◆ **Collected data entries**

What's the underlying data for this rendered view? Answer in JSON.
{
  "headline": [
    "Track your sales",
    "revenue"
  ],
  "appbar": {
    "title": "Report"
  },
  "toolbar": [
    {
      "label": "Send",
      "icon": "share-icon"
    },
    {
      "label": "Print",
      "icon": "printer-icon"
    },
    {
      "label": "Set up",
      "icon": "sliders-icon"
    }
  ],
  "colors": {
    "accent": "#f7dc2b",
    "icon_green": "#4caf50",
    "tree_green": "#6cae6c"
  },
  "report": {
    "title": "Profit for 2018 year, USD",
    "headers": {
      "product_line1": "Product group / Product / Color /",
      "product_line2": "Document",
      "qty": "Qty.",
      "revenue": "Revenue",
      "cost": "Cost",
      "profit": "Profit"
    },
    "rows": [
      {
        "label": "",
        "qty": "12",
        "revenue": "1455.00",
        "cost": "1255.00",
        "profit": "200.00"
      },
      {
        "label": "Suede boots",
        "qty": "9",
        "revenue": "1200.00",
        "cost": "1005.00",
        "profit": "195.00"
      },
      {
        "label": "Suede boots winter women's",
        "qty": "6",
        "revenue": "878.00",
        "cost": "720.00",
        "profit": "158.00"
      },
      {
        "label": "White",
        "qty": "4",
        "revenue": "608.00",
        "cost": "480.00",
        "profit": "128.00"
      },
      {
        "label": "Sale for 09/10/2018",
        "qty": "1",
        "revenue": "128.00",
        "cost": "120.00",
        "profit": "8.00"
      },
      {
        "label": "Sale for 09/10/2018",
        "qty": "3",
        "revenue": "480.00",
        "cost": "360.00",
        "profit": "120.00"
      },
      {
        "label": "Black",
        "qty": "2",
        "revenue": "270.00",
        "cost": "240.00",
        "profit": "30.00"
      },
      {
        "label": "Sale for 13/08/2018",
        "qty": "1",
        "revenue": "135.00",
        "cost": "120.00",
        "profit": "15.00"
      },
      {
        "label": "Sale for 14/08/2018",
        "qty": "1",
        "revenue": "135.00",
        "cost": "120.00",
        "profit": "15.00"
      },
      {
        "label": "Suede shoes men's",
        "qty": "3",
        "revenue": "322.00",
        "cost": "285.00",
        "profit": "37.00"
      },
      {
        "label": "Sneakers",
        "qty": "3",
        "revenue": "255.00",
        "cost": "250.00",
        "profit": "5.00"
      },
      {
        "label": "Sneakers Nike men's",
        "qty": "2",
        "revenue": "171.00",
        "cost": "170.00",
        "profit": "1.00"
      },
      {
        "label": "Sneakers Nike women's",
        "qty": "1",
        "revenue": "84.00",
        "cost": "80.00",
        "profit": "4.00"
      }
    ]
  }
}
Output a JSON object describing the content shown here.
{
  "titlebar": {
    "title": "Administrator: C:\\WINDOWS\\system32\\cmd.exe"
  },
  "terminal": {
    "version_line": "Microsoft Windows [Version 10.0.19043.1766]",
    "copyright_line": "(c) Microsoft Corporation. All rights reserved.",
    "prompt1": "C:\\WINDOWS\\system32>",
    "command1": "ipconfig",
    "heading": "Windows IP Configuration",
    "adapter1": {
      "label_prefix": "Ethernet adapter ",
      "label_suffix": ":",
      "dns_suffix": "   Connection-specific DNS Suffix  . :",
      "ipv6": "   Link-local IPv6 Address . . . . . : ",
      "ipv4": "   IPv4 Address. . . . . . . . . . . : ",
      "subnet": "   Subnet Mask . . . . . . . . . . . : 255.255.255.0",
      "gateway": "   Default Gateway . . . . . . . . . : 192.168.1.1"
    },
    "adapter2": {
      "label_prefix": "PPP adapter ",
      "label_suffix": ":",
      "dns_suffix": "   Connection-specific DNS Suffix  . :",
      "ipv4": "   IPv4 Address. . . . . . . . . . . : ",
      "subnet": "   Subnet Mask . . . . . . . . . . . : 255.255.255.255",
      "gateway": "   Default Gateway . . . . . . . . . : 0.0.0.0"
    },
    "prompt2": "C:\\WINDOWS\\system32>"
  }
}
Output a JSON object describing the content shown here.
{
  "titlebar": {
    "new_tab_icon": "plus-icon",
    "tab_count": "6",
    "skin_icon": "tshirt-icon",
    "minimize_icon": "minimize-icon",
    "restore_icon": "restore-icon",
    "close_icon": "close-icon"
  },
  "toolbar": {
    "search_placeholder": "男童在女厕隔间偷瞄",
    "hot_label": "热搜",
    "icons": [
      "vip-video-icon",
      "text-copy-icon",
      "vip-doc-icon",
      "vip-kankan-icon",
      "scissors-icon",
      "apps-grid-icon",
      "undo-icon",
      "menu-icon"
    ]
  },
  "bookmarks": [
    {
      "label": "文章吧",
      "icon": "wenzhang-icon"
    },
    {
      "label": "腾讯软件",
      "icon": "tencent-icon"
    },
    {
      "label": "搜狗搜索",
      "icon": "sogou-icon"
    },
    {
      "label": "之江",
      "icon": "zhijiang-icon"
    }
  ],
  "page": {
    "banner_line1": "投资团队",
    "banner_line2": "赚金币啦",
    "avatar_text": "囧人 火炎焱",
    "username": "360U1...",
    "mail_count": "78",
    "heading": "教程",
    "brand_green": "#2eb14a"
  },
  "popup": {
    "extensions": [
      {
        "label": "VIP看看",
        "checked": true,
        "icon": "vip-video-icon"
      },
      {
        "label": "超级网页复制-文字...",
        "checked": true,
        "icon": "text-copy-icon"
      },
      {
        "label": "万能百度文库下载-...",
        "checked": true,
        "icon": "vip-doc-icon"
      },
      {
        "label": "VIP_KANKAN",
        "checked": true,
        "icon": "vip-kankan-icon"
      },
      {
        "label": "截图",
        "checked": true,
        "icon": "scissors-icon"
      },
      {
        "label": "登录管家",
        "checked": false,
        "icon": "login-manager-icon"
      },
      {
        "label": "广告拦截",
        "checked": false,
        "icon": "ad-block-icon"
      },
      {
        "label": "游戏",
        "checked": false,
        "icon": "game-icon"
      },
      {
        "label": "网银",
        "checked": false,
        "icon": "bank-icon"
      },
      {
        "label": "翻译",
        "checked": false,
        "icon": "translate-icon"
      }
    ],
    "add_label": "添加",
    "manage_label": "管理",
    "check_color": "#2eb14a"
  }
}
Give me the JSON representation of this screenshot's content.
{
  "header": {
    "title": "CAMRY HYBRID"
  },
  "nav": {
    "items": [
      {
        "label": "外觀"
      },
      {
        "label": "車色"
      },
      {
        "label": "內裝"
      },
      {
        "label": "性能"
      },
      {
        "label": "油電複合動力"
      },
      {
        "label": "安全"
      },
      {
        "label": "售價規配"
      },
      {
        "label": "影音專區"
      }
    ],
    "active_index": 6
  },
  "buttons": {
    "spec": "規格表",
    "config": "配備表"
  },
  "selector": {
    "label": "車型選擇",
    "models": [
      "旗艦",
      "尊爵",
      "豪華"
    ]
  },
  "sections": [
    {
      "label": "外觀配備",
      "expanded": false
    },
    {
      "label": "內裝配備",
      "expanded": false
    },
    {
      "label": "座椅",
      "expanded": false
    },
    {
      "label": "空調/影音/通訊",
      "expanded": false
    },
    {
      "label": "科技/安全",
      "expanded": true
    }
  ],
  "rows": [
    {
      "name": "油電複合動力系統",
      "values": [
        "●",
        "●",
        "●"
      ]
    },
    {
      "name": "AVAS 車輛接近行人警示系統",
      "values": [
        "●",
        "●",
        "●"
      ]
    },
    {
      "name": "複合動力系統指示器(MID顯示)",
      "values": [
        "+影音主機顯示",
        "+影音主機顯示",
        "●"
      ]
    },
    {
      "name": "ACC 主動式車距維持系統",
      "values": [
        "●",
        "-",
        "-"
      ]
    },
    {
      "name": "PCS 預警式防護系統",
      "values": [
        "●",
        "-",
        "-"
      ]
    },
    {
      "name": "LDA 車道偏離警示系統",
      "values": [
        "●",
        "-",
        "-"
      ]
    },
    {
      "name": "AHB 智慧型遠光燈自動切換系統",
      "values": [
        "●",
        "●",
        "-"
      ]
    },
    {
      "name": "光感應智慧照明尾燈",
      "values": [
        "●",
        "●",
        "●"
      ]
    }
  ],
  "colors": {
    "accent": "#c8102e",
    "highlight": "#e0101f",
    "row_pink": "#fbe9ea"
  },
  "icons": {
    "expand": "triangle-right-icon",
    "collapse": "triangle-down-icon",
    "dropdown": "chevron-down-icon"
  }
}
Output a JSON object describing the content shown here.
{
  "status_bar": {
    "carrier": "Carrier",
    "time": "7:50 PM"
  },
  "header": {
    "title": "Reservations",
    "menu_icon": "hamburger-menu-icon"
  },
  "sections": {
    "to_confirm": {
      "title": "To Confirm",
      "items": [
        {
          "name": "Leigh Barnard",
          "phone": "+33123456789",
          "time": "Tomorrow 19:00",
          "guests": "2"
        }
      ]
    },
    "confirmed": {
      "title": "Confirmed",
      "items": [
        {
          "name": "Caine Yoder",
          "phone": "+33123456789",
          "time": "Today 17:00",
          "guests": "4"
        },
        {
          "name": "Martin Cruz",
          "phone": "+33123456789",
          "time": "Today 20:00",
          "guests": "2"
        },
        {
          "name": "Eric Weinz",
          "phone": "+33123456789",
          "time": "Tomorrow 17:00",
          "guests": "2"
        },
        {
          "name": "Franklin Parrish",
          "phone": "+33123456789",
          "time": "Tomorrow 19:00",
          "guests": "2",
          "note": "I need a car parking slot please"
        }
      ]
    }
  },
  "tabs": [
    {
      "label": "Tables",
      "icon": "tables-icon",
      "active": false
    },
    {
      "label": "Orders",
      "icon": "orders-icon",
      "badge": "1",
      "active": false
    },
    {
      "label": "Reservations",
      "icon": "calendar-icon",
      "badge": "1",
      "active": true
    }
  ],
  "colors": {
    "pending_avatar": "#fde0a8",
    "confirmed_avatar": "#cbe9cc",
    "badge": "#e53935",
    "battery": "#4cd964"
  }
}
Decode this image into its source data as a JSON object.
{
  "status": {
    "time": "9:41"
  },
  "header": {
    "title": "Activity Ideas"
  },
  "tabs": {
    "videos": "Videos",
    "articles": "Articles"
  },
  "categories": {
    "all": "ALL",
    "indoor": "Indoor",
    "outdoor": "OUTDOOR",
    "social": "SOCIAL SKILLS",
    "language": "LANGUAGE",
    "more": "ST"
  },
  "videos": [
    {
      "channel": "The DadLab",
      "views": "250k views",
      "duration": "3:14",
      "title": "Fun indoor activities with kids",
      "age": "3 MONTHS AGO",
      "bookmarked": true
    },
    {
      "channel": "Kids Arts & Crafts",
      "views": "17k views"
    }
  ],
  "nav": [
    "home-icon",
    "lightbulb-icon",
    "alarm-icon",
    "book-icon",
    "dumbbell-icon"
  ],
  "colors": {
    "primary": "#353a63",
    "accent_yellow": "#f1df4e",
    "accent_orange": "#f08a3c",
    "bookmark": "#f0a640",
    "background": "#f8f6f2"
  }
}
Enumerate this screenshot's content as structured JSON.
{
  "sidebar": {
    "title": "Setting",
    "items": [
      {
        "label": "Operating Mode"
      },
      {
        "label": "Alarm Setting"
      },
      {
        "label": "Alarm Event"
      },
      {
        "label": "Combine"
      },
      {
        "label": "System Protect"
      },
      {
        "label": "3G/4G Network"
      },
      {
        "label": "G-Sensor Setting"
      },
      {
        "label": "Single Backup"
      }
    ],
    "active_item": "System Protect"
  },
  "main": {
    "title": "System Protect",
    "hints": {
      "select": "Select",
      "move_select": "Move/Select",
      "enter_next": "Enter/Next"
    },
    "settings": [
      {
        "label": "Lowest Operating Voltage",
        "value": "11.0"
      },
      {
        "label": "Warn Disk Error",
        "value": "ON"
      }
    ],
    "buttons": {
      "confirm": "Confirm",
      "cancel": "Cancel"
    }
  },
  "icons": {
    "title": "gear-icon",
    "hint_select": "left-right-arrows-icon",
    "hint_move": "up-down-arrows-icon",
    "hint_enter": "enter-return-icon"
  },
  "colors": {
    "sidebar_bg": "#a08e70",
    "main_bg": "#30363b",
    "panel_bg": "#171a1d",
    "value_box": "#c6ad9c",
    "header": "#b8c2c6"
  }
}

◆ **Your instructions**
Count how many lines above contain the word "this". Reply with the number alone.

◆ **Worked solution**
4